A lot of Canadians are worried about whether someone like Donald Trump could become prime minister. Given that political trends can cross borders as easily as acid rain, it's not impossible. Kellie Leitch sure is giving it the old college try. But the rise of Mr. Trump is only half the story of America's sudden political upheaval. The other half is the collapse of Hillary Clinton.
If I were Prime Minister Justin Trudeau, I'd be carefully considering what made Ms. Clinton toxic for so many voters. A lot of it was about the economy. Much of it was out of her control. But some of it was her own handiwork. Exhibit A: Her fundraising, and that of the Clinton Foundation, the latter featuring foreign donors and vague but suspicious connections running from government to the foundation and back again.
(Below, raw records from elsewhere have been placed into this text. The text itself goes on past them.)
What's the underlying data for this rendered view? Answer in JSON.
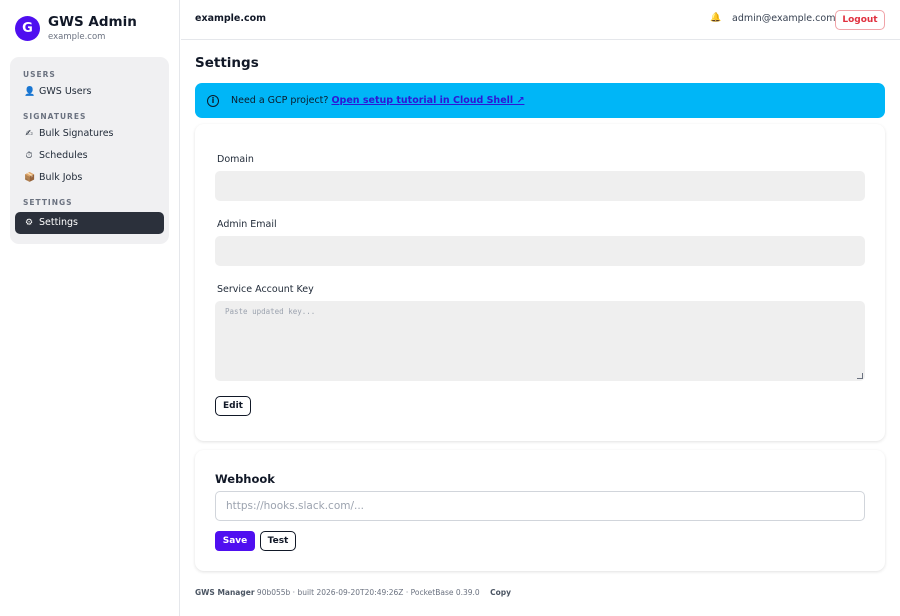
{
  "brand": {
    "initial": "G",
    "title": "GWS Admin",
    "subtitle": "example.com",
    "color": "#4f0ff0"
  },
  "nav": {
    "sections": [
      {
        "label": "USERS",
        "items": [
          {
            "icon": "👤",
            "icon_name": "user-icon",
            "label": "GWS Users"
          }
        ]
      },
      {
        "label": "SIGNATURES",
        "items": [
          {
            "icon": "✍",
            "icon_name": "signature-icon",
            "label": "Bulk Signatures"
          },
          {
            "icon": "⏱",
            "icon_name": "clock-icon",
            "label": "Schedules"
          },
          {
            "icon": "📦",
            "icon_name": "jobs-icon",
            "label": "Bulk Jobs"
          }
        ]
      },
      {
        "label": "SETTINGS",
        "items": [
          {
            "icon": "⚙",
            "icon_name": "gear-icon",
            "label": "Settings",
            "active": true
          }
        ]
      }
    ]
  },
  "header": {
    "domain": "example.com",
    "bell_icon": "🔔",
    "user_email": "admin@example.com",
    "logout_label": "Logout"
  },
  "page": {
    "title": "Settings"
  },
  "banner": {
    "icon": "i",
    "text": "Need a GCP project?",
    "link_label": "Open setup tutorial in Cloud Shell ↗",
    "color": "#00b6f7"
  },
  "form": {
    "domain_label": "Domain",
    "domain_value": "",
    "admin_email_label": "Admin Email",
    "admin_email_value": "",
    "service_key_label": "Service Account Key",
    "service_key_placeholder": "Paste updated key...",
    "edit_label": "Edit"
  },
  "webhook": {
    "title": "Webhook",
    "placeholder": "https://hooks.slack.com/...",
    "save_label": "Save",
    "test_label": "Test"
  },
  "footer": {
    "app_name": "GWS Manager",
    "build_info": "90b055b · built 2026-09-20T20:49:26Z · PocketBase 0.39.0",
    "copy_label": "Copy"
  }
}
The parallels with recent revelations about Mr. Trudeau and his party are hard to miss. Donors writing cheques in return for face-time with senior politicians? Check. The appearance of conflict of interest? Check. A foundation bearing Mr. Trudeau's name, with relationships to his family and his government, raising money from foreign donors? Check. And all of it legal? Almost certainly, and almost certainly irrelevant.
The amounts of cash involved are far smaller in Canada than in the United States because our political fundraising laws really are stricter than those down south. That's been one of Mr. Trudeau's defences and he's not entirely wrong. But regardless of the amounts, the principles at stake are the same, as are the dangers for the Prime Minister. For a political leader, public trust is the oxygen of elected life. You can't survive without it.
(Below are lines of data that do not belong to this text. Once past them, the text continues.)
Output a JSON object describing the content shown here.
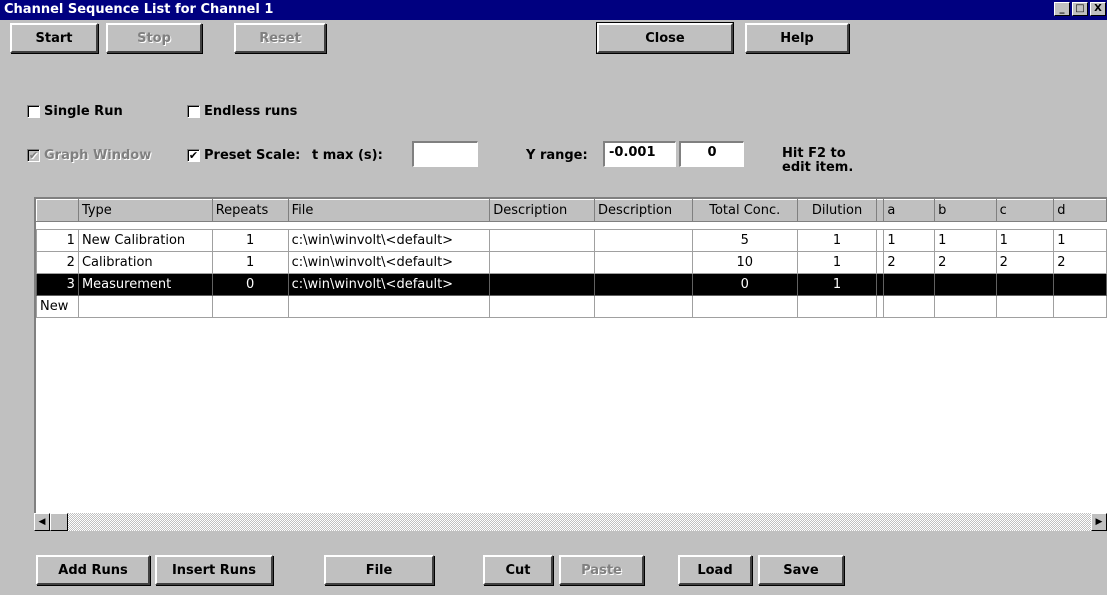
{
  "window": {
    "title": "Channel Sequence List for Channel 1",
    "controls": [
      "_",
      "□",
      "X"
    ]
  },
  "toolbar": {
    "start": "Start",
    "stop": "Stop",
    "reset": "Reset",
    "close": "Close",
    "help": "Help"
  },
  "options": {
    "single_run": {
      "label": "Single Run",
      "checked": false
    },
    "endless_runs": {
      "label": "Endless runs",
      "checked": false
    },
    "graph_window": {
      "label": "Graph Window",
      "checked": true
    },
    "preset_scale": {
      "label": "Preset Scale:",
      "checked": true
    },
    "check_mark": "✔",
    "tmax_label": "t max (s):",
    "tmax_value": "",
    "yrange_label": "Y range:",
    "yrange_min": "-0.001",
    "yrange_max": "0",
    "hint_line1": "Hit F2 to",
    "hint_line2": "edit item."
  },
  "table": {
    "columns": [
      "",
      "Type",
      "Repeats",
      "File",
      "Description",
      "Description",
      "Total Conc.",
      "Dilution",
      "",
      "a",
      "b",
      "c",
      "d"
    ],
    "rows": [
      [
        "1",
        "New Calibration",
        "1",
        "c:\\win\\winvolt\\<default>",
        "",
        "",
        "5",
        "1",
        "",
        "1",
        "1",
        "1",
        "1"
      ],
      [
        "2",
        "Calibration",
        "1",
        "c:\\win\\winvolt\\<default>",
        "",
        "",
        "10",
        "1",
        "",
        "2",
        "2",
        "2",
        "2"
      ],
      [
        "3",
        "Measurement",
        "0",
        "c:\\win\\winvolt\\<default>",
        "",
        "",
        "0",
        "1",
        "",
        "",
        "",
        "",
        ""
      ],
      [
        "New",
        "",
        "",
        "",
        "",
        "",
        "",
        "",
        "",
        "",
        "",
        "",
        ""
      ]
    ],
    "selected_row": 2
  },
  "scrollbar": {
    "left_arrow": "◀",
    "right_arrow": "▶"
  },
  "bottom": {
    "add_runs": "Add Runs",
    "insert_runs": "Insert Runs",
    "file": "File",
    "cut": "Cut",
    "paste": "Paste",
    "load": "Load",
    "save": "Save"
  }
}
A lot of U.S. voters came to believe Ms. Clinton represented corruption in politics. The charge was hugely overblown, and relative to Mr. Trump, who loudly celebrates his conflicts of interest, it was absurd. But it had something to it and it stuck.
Mr. Trudeau can take steps to eliminate the possibility of voters buying such a charge, or he can let the material with which to build a case mount up.
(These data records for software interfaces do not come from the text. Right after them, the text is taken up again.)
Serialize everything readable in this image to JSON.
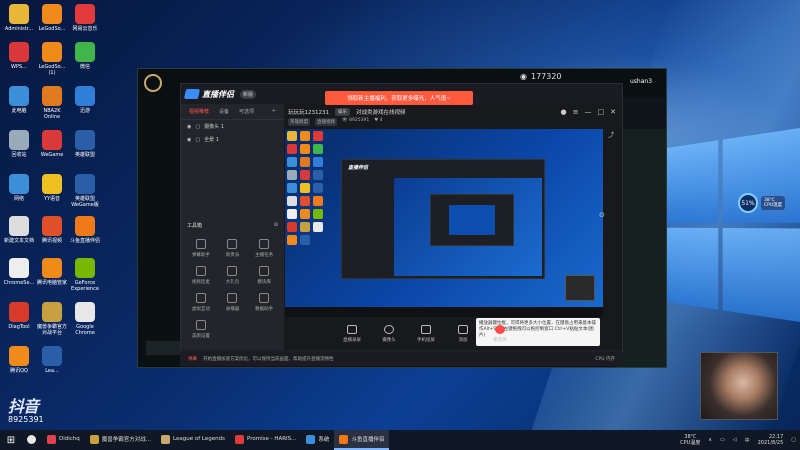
{
  "desktop": {
    "icons": [
      {
        "label": "Administr...",
        "color": "#e8b73a"
      },
      {
        "label": "LeGodSo...",
        "color": "#f08a1a"
      },
      {
        "label": "网易云音乐",
        "color": "#e23a3a"
      },
      {
        "label": "WPS...",
        "color": "#d8383a"
      },
      {
        "label": "LeGodSo... (1)",
        "color": "#f08a1a"
      },
      {
        "label": "微信",
        "color": "#3fb54a"
      },
      {
        "label": "此电脑",
        "color": "#3b8ed8"
      },
      {
        "label": "NBA2K Online",
        "color": "#e07a1f"
      },
      {
        "label": "迅游",
        "color": "#2f7ed8"
      },
      {
        "label": "回收站",
        "color": "#9ab"
      },
      {
        "label": "WeGame",
        "color": "#d83a3a"
      },
      {
        "label": "英雄联盟",
        "color": "#2a5fa8"
      },
      {
        "label": "网络",
        "color": "#3b8ed8"
      },
      {
        "label": "YY语音",
        "color": "#f0c020"
      },
      {
        "label": "英雄联盟 WeGame版",
        "color": "#2a5fa8"
      },
      {
        "label": "新建文本文档",
        "color": "#ddd"
      },
      {
        "label": "腾讯视频",
        "color": "#e0502a"
      },
      {
        "label": "斗鱼直播伴侣",
        "color": "#f07a1a"
      },
      {
        "label": "ChromeSe...",
        "color": "#eee"
      },
      {
        "label": "腾讯电脑管家",
        "color": "#f08a1a"
      },
      {
        "label": "GeForce Experience",
        "color": "#76b900"
      },
      {
        "label": "DiagTool",
        "color": "#d83a2a"
      },
      {
        "label": "魔兽争霸官方对战平台",
        "color": "#c8a040"
      },
      {
        "label": "Google Chrome",
        "color": "#e8e8e8"
      },
      {
        "label": "腾讯QQ",
        "color": "#f08a1a"
      },
      {
        "label": "Lea...",
        "color": "#2a5fa8"
      }
    ]
  },
  "background_window": {
    "counter": "177320",
    "username": "ushan3"
  },
  "app": {
    "brand": "直播伴侣",
    "version_badge": "新版",
    "sidebar": {
      "tabs": [
        "视频推荐",
        "设备",
        "可选项"
      ],
      "active_tab": "视频推荐",
      "scenes": [
        {
          "label": "摄像头 1"
        },
        {
          "label": "全景 1"
        }
      ],
      "toolbox_title": "工具箱",
      "tools": [
        {
          "label": "弹幕助手"
        },
        {
          "label": "新贵派"
        },
        {
          "label": "主播任务"
        },
        {
          "label": "视频连麦"
        },
        {
          "label": "大礼包"
        },
        {
          "label": "模块库"
        },
        {
          "label": "虚拟互动"
        },
        {
          "label": "录播器"
        },
        {
          "label": "数据助手"
        },
        {
          "label": "美颜设置"
        }
      ]
    },
    "room": {
      "title": "玩玩玩1231231",
      "tag": "娱乐",
      "category": "对战类游戏在线视频",
      "sub_tags": [
        "英雄联盟",
        "直播视频"
      ],
      "viewers": "8925391",
      "likes": "4"
    },
    "alert": "领取新主播福利，获取更多曝光，人气值~",
    "preview": {
      "brand": "直播伴侣"
    },
    "tooltip": "播放器键拉框，可得将更多大小位置，在键盘占用来基本操作Alt+Shift左键拖拽可以拖控制窗口 Ctrl+V粘贴文本(图片)",
    "controls": [
      {
        "label": "直播录屏",
        "icon": "screen-icon"
      },
      {
        "label": "摄像头",
        "icon": "camera-icon"
      },
      {
        "label": "手机投屏",
        "icon": "phone-icon"
      },
      {
        "label": "添加",
        "icon": "plus-icon"
      },
      {
        "label": "麦克风",
        "icon": "mic-icon"
      }
    ],
    "status": {
      "warning": "弹幕",
      "text": "开始直播加速方案优化，可以保持当前画面，帮助提升直播流畅性",
      "metrics": "CPU  内存"
    }
  },
  "overlay": {
    "douyin_logo": "抖音",
    "douyin_number": "8925391"
  },
  "perf_widget": {
    "percent": "51%",
    "temp": "38℃",
    "temp_label": "CPU温度"
  },
  "taskbar": {
    "items": [
      {
        "label": "Didichq",
        "color": "#e04050",
        "active": false
      },
      {
        "label": "魔兽争霸官方对战...",
        "color": "#c8a040",
        "active": false
      },
      {
        "label": "League of Legends",
        "color": "#c8aa6e",
        "active": false
      },
      {
        "label": "Promise - HARIS...",
        "color": "#e03a3a",
        "active": false
      },
      {
        "label": "系统",
        "color": "#3b8ed8",
        "active": false
      },
      {
        "label": "斗鱼直播伴侣",
        "color": "#f07a1a",
        "active": true
      }
    ],
    "temp": "38℃",
    "temp_label": "CPU温度",
    "time": "22:17",
    "date": "2021/8/25"
  }
}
To eliminate the problem, the PM would have to do two things. First, change the rules around political fundraising, removing the temptation to sell political access. And second, remove himself, his family and the Government of Canada from the operations of the Trudeau Foundation. Make the perception of conflict of interest impossible by eliminating the possibility of actual conflict.
Thanks to former prime ministers Jean Chrétien and Stephen Harper, unions and corporations are already banned from donating to federal politicians, and individuals are limited to a combined total contribution to parties and candidates of just over $3,000 a year. But that's still a lot of money, which is why access can still be sold. Dropping the maximum donation to just $100 would fix that. It would put cash-for-access out of business.
Then there's the Pierre Elliott Trudeau Foundation. Because the former PM's son is now the current PM – not something anticipated back in 2001 – the foundation's unorthodox, public-private partnership structure raises the potential for conflicts of interest. The only victim of any public perception of a conflict would be the Prime Minister himself.
The foundation was created by Mr. Chrétien, who gave it $125-million of taxpayer money. But the Trudeau family were given an ongoing say in its governance, including seats on the board. (Mr. Trudeau stepped aside several years ago; his brother remains.) The Industry Ministry, whose minister serves at the PM's pleasure, also nominates board members. And the foundation, despite its wealth, seeks private donations. Earlier this year, two Chinese businessmen donated $200,000; one of them, who has met with Mr. Trudeau, is president of the China Cultural Industry Association, which is overseen by China's government. Is this illegal? No. But it looks terrible. And fixing it would be easy.
To avoid even the perception of conflict of interest, Mr. Trudeau can announce that the foundation will have no connection to him, his family or his government. That means no family or government appointees. Make it clear that the foundation's work is entirely about the former PM's legacy – and has no connection to the current PM.